The co-curators for Ando and Le Corbusier: Masters of Architecture are Eric Mumford, Rebecca and John Voyles Professor of Architecture, Washington University in St. Louis, and Dan Whittaker, who is completing his PhD in architectural history at the Illinois Institute of Technology. The exhibition is presented by Alphawood Exhibitions, a subsidiary of Alphawood Foundation Chicago.
Fred Eychaner and Dan Whittaker, Founders
Lisa Cavanaugh, Director
Wrightwood 659 is a private, non-commercial entity, envisioned as an integral part of the cultural and civic fabric of Chicago. It will present two public exhibitions annually, in the spring and fall, comprising socially engaged art and architecture. Wrightwood 659 does not have a collection, and it is not intended to be a collecting organization.
By online reservation only. Walk-ins cannot be accommodated. To be alerted when tickets are available, the public may sign up for the mailing list at www.wrightwood659.org.
Wrightwood 659 was founded by Fred Eychaner and Dan Whittaker. Eychaner is a longtime LGBTQ activist, political donor, philanthropist, and president of Alphawood Foundation Chicago.
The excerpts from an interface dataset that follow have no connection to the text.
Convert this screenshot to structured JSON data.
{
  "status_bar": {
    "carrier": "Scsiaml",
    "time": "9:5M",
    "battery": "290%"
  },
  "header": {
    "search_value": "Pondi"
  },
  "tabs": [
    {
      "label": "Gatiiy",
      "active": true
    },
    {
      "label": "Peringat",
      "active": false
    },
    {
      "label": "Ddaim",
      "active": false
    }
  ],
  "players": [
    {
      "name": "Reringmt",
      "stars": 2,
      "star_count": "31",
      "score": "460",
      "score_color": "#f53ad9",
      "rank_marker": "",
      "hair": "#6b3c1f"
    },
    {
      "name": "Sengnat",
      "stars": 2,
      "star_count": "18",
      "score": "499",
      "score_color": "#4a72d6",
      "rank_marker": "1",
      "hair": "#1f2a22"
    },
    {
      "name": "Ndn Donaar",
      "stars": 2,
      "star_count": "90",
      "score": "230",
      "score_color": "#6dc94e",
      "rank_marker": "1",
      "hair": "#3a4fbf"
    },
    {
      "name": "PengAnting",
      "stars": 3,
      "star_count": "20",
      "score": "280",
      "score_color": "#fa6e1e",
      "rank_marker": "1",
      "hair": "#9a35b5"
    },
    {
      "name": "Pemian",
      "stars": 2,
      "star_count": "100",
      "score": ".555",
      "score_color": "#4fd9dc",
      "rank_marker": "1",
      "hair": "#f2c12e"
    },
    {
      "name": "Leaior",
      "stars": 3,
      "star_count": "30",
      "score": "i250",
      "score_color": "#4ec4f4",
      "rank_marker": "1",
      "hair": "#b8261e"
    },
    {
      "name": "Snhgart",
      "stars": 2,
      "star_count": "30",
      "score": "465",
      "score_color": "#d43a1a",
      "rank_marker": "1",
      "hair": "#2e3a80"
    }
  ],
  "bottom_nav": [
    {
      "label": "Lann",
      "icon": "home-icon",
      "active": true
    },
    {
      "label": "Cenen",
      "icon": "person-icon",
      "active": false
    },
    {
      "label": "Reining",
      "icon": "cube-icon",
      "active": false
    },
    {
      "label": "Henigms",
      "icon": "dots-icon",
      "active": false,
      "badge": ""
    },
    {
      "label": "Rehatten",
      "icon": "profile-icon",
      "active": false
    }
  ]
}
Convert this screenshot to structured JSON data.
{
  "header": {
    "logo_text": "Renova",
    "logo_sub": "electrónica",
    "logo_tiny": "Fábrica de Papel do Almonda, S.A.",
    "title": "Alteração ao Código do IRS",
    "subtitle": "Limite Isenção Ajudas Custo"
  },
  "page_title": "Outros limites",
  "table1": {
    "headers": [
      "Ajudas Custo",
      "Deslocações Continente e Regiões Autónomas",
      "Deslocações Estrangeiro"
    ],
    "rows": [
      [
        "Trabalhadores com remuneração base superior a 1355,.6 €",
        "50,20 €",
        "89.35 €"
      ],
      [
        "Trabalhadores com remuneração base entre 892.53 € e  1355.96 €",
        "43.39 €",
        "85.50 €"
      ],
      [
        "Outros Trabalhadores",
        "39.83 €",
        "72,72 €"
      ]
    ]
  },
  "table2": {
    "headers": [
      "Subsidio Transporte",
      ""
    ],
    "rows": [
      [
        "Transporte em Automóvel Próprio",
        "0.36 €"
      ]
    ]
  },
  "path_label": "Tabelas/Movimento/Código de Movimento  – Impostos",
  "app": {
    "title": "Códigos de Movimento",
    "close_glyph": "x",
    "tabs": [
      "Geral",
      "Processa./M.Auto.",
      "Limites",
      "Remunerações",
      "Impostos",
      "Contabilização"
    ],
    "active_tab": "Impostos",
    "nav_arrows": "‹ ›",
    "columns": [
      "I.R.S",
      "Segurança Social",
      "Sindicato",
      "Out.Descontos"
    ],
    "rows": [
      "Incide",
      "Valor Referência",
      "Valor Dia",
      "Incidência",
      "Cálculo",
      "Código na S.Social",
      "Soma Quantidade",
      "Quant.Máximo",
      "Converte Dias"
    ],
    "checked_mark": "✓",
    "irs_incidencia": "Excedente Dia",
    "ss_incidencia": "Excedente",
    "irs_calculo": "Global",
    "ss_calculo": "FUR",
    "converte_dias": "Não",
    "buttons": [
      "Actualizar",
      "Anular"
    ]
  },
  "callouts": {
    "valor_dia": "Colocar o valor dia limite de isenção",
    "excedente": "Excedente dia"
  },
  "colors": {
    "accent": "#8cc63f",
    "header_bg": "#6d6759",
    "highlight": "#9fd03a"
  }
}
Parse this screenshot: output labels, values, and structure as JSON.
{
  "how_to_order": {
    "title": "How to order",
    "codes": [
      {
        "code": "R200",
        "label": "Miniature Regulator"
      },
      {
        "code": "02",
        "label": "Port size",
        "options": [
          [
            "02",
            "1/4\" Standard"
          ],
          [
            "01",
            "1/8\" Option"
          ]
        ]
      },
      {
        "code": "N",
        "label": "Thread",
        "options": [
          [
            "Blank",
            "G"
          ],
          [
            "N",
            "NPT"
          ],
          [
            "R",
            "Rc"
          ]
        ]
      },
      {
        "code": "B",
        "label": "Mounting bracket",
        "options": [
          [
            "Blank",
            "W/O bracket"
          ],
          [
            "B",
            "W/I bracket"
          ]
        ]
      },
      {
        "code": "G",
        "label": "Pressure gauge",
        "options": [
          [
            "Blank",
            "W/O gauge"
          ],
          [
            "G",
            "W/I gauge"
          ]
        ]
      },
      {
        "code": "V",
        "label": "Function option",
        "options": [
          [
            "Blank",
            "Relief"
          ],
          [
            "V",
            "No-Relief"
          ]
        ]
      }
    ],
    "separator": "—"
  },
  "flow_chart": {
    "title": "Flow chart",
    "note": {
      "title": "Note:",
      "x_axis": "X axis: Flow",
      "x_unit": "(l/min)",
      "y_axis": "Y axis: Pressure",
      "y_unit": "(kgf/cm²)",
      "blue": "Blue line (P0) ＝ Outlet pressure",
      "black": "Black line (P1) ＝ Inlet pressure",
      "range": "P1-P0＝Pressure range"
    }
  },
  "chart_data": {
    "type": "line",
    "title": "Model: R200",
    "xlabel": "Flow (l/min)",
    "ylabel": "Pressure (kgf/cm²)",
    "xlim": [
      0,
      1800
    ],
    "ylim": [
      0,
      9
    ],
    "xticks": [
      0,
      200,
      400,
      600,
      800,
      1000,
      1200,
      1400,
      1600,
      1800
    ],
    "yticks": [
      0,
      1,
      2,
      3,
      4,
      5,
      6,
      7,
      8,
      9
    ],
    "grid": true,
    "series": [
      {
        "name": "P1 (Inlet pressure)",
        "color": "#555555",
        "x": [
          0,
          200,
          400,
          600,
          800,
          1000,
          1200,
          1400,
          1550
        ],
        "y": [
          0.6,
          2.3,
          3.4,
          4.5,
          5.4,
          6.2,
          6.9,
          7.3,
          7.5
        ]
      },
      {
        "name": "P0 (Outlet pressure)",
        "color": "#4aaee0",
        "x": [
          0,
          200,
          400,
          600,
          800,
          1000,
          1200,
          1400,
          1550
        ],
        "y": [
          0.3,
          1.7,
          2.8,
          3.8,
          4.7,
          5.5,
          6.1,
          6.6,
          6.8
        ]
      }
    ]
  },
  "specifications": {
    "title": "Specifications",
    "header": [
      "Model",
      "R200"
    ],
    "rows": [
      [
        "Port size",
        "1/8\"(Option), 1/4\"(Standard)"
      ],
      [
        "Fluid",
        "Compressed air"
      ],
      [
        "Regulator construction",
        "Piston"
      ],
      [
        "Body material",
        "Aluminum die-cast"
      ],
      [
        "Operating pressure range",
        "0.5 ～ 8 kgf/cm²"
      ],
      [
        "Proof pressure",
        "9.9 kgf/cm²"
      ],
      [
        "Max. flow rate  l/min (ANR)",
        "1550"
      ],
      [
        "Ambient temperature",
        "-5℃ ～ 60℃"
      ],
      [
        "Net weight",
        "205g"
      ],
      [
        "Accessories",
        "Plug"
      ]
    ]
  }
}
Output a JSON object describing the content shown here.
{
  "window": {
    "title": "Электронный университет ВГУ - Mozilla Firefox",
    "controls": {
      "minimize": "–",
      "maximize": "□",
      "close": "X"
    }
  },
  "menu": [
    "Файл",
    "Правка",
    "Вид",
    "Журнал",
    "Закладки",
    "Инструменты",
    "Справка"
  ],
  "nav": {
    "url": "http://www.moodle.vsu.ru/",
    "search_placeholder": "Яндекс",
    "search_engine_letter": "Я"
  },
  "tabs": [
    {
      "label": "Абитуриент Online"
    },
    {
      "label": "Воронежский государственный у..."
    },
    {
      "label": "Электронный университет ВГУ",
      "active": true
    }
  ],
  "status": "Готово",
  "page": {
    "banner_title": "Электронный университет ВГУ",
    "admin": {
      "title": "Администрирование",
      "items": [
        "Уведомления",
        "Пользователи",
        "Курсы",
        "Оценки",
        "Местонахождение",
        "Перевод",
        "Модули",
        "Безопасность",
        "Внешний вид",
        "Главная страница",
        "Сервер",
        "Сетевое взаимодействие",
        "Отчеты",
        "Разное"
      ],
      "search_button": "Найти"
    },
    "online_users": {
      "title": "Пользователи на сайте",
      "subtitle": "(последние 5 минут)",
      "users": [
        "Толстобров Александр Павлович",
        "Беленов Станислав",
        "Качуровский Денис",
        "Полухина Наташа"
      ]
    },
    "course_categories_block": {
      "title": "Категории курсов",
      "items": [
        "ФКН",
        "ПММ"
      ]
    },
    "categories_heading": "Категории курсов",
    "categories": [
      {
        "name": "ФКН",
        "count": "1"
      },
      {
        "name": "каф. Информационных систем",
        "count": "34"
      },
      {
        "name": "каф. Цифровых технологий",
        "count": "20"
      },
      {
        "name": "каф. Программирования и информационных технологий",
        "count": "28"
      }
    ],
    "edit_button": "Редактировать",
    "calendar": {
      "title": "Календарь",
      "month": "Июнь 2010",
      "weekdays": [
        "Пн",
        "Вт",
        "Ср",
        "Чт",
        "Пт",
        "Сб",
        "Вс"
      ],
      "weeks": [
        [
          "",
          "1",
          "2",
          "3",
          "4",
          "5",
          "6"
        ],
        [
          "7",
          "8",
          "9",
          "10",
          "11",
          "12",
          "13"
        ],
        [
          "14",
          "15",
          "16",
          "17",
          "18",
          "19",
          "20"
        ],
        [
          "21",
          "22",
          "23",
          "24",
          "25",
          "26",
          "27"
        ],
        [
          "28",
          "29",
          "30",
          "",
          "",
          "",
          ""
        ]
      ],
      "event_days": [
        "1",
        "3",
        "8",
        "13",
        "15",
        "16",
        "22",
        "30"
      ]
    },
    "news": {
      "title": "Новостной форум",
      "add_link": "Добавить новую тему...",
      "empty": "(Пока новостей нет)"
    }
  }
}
Whittaker served as owner’s representative for construction of Wrightwood 659, and as liaison with Tadao Ando Architects.
Alphawood is a grant-making foundation committed primarily to advocacy, architecture and preservation, arts and arts education, promotion and protection of the rights of LGBT citizens and people living with HIV/AIDS, and other human and civil rights. The Foundation was lead donor to Louis Kahn’s Four Freedoms Park on Roosevelt Island, in New York City, and spearheaded the renovation of Frank Lloyd Wright’s Unity Temple in Oak Park, Illinois.
Programming for Wrightwood 659 grew out of the exhibition program of Alphawood Exhibitions, a subsidiary of the Foundation, which presented Art AIDS America (2016–17) and Then They Came for Me: Incarceration of Japanese Americans during WWII and the Demise of Civil Liberties” (2017), both held in the former Alphawood Gallery. Wrightwood 659 continues the Alphawood Exhibitions program as a separate non-commercial entity.